When I first began running, I had no idea what I was doing. Frankly, I didn’t think it mattered. I mean, how hard can it be, right? You just grab a pair of shoes and get out there and go, right?
Well, yes and no.
You CAN just get out there and go, but the more you learn about running (or anything for that matter), the more you realize that there are ways to optimize the experience.
You learn about proper posture, different strides and different kinds of footwear, pacing, training plans, proper nutrition, even mental strategies for being your best.
And you know what? After learning all that (still on the journey) I’m better for it. Now when I run, I have a checklist I go through: feet landing underneath my hips, knees not knocking, arms swinging out in front of me, hands and shoulders relaxed, head upright, breathing controlled and rhythmic, etc. It’s made a huge difference in how fast and far I can run. Its also helped to reduced injury.
When I’m running, I don’t think, “Man, this structured running form thing is so restrictive. I should just go back to flailing.” No, the discipline of the form is actually FREEING. I’ve come to enjoy it. I know it’s helping me achieve my goals.
It’s easy to view personal discipline as a drag. It takes effort. It can be hard. It requires time. But like good running form, discipline actually enables us to do the things we’re already doing so much better. It can even help us to begin doing things we’ve always wanted to to do, but have never gotten around to.

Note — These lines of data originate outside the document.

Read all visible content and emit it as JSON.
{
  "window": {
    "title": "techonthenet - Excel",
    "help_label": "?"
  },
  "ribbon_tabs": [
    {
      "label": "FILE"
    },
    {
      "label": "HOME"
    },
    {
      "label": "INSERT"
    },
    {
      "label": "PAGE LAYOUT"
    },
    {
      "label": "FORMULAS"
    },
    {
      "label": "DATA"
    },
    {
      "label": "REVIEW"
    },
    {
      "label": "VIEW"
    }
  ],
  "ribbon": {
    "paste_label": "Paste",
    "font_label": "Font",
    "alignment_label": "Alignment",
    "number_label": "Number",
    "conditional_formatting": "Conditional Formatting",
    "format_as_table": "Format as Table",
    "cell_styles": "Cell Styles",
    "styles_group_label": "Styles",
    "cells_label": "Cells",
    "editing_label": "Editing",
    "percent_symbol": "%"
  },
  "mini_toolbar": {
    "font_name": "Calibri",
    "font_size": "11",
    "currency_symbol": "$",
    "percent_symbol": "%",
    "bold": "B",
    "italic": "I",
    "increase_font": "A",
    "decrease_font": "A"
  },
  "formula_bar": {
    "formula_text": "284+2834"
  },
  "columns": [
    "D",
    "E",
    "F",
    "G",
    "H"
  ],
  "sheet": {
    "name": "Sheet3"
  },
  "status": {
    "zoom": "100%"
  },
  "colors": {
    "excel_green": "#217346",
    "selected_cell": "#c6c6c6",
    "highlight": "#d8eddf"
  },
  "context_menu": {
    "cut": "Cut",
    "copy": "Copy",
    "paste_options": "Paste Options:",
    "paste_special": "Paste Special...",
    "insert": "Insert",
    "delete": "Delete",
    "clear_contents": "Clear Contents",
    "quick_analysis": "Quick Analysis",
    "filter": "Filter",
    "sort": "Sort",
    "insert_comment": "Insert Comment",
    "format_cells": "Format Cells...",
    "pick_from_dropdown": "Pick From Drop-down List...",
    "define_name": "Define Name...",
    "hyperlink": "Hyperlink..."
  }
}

I didn’t learn about or implement good running form overnight. It was a process. It’s taken several years. There have been ups and downs. But it’s paid off. That’s how becoming disciplined in something tends to work.
What if we saw personal discipline as a friend – an ally – instead of as some form of guilt-driven self-punishment? What if we realized it was a gift and we gave ourselves lots of grace to take baby steps towards it everyday? What if we viewed it not as something we either have or don’t have, but as something we grow, like a muscle, when we use it?
How have you tended to view discipline? Has your mindset been helping or hurting?